◆ **WHAT TO PRODUCE**
Your response must be made up of each line in the data below that contains the string "glyph".

◆ **RECORDS FOR THIS TASK**
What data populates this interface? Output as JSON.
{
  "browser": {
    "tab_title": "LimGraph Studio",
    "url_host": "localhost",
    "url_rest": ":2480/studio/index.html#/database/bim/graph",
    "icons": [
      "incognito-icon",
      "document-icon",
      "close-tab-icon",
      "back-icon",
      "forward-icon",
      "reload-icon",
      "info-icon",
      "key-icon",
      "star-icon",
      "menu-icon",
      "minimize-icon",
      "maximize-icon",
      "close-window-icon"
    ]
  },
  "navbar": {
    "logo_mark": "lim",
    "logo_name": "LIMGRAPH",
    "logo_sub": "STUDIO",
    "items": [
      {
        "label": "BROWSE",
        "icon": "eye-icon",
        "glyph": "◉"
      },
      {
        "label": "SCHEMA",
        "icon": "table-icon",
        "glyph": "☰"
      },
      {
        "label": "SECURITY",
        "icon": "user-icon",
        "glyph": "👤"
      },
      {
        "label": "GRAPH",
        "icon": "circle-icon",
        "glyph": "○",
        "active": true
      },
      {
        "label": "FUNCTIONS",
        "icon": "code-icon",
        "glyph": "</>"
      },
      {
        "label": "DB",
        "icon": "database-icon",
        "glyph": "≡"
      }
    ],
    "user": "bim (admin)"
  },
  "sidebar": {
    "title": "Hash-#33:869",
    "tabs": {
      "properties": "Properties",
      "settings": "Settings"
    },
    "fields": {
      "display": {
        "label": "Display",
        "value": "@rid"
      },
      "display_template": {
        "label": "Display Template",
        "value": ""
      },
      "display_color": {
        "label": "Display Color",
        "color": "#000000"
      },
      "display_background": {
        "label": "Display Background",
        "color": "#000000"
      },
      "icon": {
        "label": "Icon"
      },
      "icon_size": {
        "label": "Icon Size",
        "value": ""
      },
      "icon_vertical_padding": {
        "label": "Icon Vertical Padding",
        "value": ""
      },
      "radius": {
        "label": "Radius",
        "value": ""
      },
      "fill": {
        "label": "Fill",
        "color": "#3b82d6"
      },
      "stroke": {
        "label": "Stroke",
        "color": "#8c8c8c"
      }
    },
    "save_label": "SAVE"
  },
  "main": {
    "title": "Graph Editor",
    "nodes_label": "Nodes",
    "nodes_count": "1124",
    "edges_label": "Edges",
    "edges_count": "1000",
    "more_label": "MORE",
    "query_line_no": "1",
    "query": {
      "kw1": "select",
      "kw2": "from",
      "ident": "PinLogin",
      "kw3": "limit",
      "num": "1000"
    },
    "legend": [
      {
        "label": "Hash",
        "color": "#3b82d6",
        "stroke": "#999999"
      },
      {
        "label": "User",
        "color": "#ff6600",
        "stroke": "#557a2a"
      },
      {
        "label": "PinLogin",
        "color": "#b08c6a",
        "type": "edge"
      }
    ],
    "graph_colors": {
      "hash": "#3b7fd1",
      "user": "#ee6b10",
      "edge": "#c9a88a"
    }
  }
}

◆ **EXERCISE RESULT**
        "glyph": "◉"
        "glyph": "☰"
        "glyph": "👤"
        "glyph": "○",
        "glyph": "</>"
        "glyph": "≡"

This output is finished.